“We think that Engrailed 1 confers protective features to breast cancer cells, similar to the features observed in long-lived neurons,” Beltran said. “This may explain why these cells survive and become resistant to chemotherapy in our experiments.”
“Inflammation is associated with cancer development,” Beltran said. “It’s interesting to us that Engrailed 1, alone, is able to control inflammatory responses that may promote more aggressive forms of cancer.”
For More information:
6. Bone Cancer Vaccine for Dogs Shows Promise for Breast Cancer
In this clinical trial, a new immunotherapy vaccine is being administered to dogs that have already undergone standard treatment for osteosarcoma: limb amputation and chemotherapy. The aim of the vaccine is to prevent metastatic disease and prolong overall survival.

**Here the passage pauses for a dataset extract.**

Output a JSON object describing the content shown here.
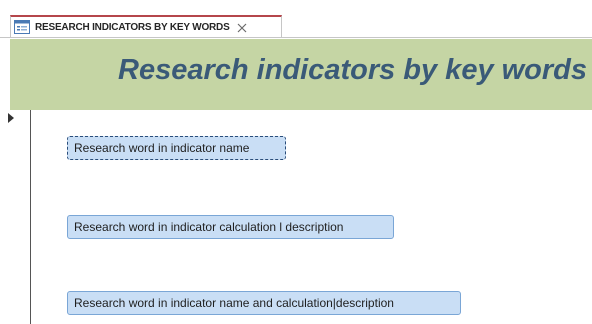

Typically, 60 percent of such dogs die within one year of diagnosis. But of the first five dogs vaccinated, four are still alive. Sasha has lived 607 days and the other dogs in the trial have survived between 500 and 590 days. Three are tumor free.
The results suggest that the vaccine stimulates an effective anti-tumor immune response that can kill microscopic metastatic cells and prevent cancer recurrence.
The implications for humans are exciting. Not only might the vaccine prolong survival rates in people with osteosarcoma, but it also has potential for treating breast cancer.
“The vaccine that we are trialing aims to stimulate the dog’s immune system against the cancer,” said Dr. Nicola Mason, assistant professor of medicine at University of Pennsylvania School of Veterinary Medicine. “Ironically, the research started in breast cancer in women.”
The vaccine, made by a New Jersey company, Advaxis, works by targeting the “her2/neu” molecule, a genetic marker that is commonly expressed in both breast cancer and osteosarcoma.